Comedian Taylor Williamson is at the intersection of wrestling and comedy as he's performed at various wrestling comedy shows and also written jokes for wrestling roasts. Williamson talked about his earliest memories of wrestling when he spoke to Wrestling Inc. on our WINCLY podcast.

"[His earliest wrestling memory was] My parents using TV as a babysitter and I was like why was this guy with a snake feeding this lovely man to his snake? My earliest memory is Macho Man getting bit by Jake Roberts' snake. Isn't that beautiful," Williamson asked rhetorically.

"I've always been a wrestling fan and my favorite thing that's happened from being a comedian is the crossover – a lot of wrestlers want to be comedians and a lot of comedians want to be wrestlers. What also got me into wrestling was those Andy Kaufman documentaries…I didn't even like comedy as a kid but he was the first comedian I really paid attention to during the Jerry Lawler thing."

Colt Cabana was one of the first to blend comedians and pro wrestlers and Williamson discussed his relationship with him.

"Colt Cabana was my first wrestling friend; I love that dude. He's a comedy wrestler but he's also a great wrestler who does comedy in the ring," said Williamson. "I met him on MySpace like 12 years ago because I was Comedian of the Week or something. It's special to see how he's changed the podcast game and comedy game. I look at him when I think of merch and I look to pattern myself after some of the stuff he's done.

Cabana's perspective on comedy in wrestling is much different than several other wrestlers'.

"Some of the old-school guys are not into comedians coming into their world. I get it but they are real, serious wrestlers," stated Williamson.

Williamson was part of the roast of Bruce Prichard and he talked about writing jokes for some of the wrestlers featured.

"I got there early and was walking the halls when I saw Bruce and helped him right some jokes. Then X-Pac came in there and he didn't have anything written. It ended up with me hanging out with X-Pac, Bruce, Gerald Brisco, Pat Patterson and Jeff Jarrett. I was helping all of these people write jokes because no one had anything prepared yet," stated Williamson.

"It was such a joy hanging out with these guys because they were not like, 'Who are you?' They almost respected us too much honestly. They didn't know who we were but they treated us like we were equals. That was nice but too much honestly.

"But at Starrcast II with some of the panels with some of these guys, they are kinda disgusted by comedians. It was one of the old-school guys who didn't like comedians coming into his world and making fun of him. But I get it."

Williamson has done many pro wrestling/comedy shows and he talked about the reactions he's received.

"Wrestling crowds are interesting and I've done a few wrestling comedy shows. I've opened for a couple of Bruce Prichard and Conrad [Thompson] shows," said Williamson. "The LA Bruce Prichard-Conrad podcast, the crowd booed me when I walked on stage. That's kinda what I expected so I knew I had to yell at them and turn heel so they would respect me.
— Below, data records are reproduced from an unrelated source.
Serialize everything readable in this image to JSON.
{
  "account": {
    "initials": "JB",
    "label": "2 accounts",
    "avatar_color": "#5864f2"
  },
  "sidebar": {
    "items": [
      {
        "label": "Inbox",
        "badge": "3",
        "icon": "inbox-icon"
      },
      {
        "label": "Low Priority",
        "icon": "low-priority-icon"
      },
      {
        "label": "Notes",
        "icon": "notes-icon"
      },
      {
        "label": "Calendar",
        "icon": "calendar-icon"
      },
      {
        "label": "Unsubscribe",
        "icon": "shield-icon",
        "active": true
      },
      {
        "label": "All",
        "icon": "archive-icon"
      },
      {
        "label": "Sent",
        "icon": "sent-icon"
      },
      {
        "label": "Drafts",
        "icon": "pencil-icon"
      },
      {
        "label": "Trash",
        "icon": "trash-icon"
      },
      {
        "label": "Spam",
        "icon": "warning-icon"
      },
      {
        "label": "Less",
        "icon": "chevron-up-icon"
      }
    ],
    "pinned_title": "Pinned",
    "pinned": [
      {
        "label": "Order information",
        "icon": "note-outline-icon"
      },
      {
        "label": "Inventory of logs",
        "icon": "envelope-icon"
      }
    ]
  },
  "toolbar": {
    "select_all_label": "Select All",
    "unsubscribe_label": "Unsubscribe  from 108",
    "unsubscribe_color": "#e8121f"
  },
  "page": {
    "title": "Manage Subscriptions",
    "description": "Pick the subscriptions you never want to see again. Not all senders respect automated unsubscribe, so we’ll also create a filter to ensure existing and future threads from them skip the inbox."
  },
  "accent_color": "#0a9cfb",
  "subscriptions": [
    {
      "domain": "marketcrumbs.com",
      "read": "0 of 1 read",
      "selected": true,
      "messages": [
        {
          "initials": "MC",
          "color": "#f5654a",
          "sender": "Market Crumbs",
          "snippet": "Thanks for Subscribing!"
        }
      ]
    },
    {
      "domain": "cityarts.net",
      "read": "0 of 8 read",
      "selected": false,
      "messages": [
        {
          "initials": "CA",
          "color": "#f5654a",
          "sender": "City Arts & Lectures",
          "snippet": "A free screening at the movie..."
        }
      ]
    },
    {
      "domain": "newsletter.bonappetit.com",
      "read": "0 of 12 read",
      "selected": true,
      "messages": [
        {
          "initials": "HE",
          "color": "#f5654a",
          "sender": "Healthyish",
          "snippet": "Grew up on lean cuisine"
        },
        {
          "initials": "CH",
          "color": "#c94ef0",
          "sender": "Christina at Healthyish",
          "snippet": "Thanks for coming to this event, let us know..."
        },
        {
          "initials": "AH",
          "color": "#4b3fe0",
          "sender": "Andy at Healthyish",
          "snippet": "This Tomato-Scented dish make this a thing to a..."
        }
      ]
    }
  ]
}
"Wrestling crowds are into it and kinda rowdier – polite rowdy. The Ron Funches Show at Starrcast I thought was just going to be stand-up…but I went up there and did my roast jokes and some wrestling stand-up bits. The crowd was very receptive and fun and if things didn't work they were cool."

The closest think to comedy wrestling in WWE these days is the 24/7 Championship storyline. Williamson loves the concept because it's giving guys TV time that normally wouldn't get much of an opportunity.

"I think it's great even though people were hating on it when it first came out. It sounds like I'm giving PC answers but I love seeing people get opportunities. Like R-Truth isn't on TV a lot and Drake Maverick hasn't been getting to wrestle, but these guys on YouTube are getting more views than anything else," stated Williamson.

"Wrestling is sports entertainment and they are making sketches that aren't too long and are interesting and goofy and weird. I like it and it's different and a joke but it's funny. So, is it bad if it's a joke in wrestling if it's actually entertaining?"

He then talked about the DDT title in Japan that is like the 24/7 title but they're doing it differently. Williamson says perhaps the best thing in WWE today is the Drake - Truth stuff.

"I wonder if the people at top care the least about it so they have more freedom to be creative maybe? It's less micro-managed and they can do ridiculous, goofy stuff. …I hope they can take that kind of idea for [other storylines]," said Williamson.

To support Taylor Williamson follow him on Twitter @TaylorComedy or visit his website

Taylor's full interview with Wrestling Inc aired as part of a recent episode of our WINCLY podcast. It can be heard via the embedded audio player at the bottom of this post. In it Taylor discusses the WWE 24/7 Championship, helping to write jokes for pro wrestling legends, how WWE backstage politics are like a soap opera, how WWE and America's Got Talent are the same, Colt Cabana's influence on comedy and pro wrestling and more.

You can check out past episodes of the WINCLY here. Subscribe to Wrestling Inc. Audio on iTunes or Google Play. Listen to the show via Spotify here or through TuneIn here.